In June this year, the Santa Rita hydropower dam in Guatemala was approved under the Clean Development Mechanism despite grave concerns about human rights violations related to the project.
Communities in the Alta Verapaz region report that all those who were consulted on the project were actually the employees of the project. Attempts for consultation by those who are affected by the project were ignored by the company. Even worse, conflict resulted in violence including the death of two children. In
August, the company responded with a repressive
operation involving more than 1500 police officers forcing indigenous families to take refuge in the mountains.
A complaint from the communities was accepted by the IFC Compliance Advisor Ombudsman, who is planning an investigation in January 2015. The
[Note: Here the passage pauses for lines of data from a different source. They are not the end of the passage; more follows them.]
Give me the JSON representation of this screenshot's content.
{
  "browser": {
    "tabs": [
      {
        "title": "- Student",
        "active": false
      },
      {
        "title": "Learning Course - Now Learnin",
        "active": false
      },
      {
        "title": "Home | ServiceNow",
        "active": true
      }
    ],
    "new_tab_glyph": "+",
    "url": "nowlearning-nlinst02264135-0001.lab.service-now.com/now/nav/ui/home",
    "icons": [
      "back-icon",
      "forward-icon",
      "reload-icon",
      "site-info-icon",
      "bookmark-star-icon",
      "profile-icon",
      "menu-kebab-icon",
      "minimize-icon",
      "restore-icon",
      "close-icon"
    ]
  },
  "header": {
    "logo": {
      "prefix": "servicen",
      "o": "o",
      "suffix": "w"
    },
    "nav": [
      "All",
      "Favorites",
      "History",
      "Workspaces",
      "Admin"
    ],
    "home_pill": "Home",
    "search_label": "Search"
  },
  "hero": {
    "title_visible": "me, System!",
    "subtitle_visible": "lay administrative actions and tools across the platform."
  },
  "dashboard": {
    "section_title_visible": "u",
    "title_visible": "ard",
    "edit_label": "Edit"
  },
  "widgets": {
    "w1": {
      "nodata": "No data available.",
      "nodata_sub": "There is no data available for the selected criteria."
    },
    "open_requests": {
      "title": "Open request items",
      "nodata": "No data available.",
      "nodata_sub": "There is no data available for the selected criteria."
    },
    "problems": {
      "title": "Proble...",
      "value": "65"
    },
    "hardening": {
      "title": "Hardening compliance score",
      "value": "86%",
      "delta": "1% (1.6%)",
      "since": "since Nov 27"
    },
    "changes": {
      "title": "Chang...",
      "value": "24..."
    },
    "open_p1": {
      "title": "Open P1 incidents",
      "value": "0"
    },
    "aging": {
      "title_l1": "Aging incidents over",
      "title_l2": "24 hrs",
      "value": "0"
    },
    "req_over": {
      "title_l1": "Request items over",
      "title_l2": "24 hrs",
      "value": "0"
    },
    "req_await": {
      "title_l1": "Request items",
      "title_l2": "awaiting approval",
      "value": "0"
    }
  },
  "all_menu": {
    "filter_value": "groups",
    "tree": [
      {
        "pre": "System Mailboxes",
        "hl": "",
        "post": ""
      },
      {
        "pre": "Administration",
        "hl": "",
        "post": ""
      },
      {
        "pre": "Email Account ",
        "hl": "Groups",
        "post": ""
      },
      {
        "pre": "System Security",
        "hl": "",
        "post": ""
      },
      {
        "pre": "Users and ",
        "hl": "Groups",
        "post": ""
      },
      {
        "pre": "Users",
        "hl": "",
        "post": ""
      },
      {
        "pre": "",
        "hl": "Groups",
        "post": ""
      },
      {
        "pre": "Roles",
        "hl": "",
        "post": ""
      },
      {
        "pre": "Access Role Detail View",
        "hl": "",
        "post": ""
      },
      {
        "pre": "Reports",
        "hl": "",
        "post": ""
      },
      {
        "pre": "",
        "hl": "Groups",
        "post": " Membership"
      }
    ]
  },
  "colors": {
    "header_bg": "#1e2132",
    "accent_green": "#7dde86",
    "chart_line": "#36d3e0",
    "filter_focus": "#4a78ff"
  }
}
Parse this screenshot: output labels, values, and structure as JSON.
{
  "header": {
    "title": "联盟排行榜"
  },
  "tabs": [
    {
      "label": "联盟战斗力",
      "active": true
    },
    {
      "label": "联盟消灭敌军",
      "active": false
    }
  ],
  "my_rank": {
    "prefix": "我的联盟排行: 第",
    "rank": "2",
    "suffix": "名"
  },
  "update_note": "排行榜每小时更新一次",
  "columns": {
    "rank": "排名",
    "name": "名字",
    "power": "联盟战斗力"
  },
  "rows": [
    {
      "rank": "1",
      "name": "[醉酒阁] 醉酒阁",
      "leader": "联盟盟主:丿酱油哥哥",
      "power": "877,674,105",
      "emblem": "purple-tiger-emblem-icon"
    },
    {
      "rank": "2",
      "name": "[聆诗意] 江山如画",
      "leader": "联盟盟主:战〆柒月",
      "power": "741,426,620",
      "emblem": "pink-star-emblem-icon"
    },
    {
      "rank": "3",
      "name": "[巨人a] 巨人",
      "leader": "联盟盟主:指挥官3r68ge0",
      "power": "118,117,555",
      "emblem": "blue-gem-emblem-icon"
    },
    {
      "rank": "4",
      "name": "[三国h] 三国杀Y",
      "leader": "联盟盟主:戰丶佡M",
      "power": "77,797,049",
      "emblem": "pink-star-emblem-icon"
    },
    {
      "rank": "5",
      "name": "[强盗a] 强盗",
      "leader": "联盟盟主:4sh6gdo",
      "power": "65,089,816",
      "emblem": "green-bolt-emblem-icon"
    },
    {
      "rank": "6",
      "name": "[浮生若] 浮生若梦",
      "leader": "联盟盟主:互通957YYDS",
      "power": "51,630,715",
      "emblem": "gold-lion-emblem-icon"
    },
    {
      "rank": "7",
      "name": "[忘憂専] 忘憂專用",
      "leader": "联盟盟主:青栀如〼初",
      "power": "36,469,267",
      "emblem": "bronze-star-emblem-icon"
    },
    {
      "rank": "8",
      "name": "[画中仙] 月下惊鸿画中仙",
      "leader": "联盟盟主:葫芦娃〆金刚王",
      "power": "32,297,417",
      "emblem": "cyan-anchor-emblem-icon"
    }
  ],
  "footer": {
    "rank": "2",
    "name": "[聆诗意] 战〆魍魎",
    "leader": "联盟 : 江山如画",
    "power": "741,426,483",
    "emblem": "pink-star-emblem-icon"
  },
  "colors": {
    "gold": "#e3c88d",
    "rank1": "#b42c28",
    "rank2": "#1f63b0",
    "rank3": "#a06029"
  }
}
financing banks are concerned and will investigate the situation in January 2015. But the CDM – intended to mobilise clean development – does not seem to be concerned.
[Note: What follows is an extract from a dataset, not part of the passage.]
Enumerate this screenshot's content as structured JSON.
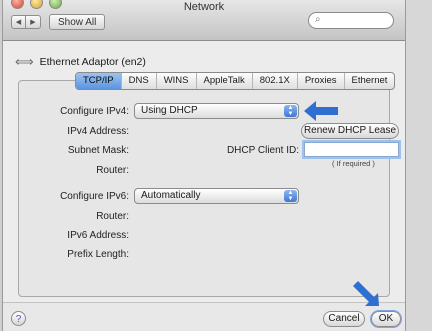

To address this lack of safeguards, AOSIS, supported by Uganda, proposed to establish a CDM grievance mechanism to respond to issues of concern raised by stakeholders impacted by implemented projects. A grievance mechanism is the much needed step to start implementing the Cancun decision that Parties should fully respect human rights in all climate related
actions. But shamefully, China, India, Egypt, Japan, Brazil and Togo want to delete the proposal.
ECO is dismayed: the Santa Rita project shows that climate action can result in human rights abuses if no accountability standards are in place. It also shows that all international obligations matter when addressing climate change, including the obligation to respect, protect, promote and fulfil human rights.
Dear delegates, stand by the international treaties signed by your respective countries and take the opportunity in Lima to establish a CDM grievance mechanism.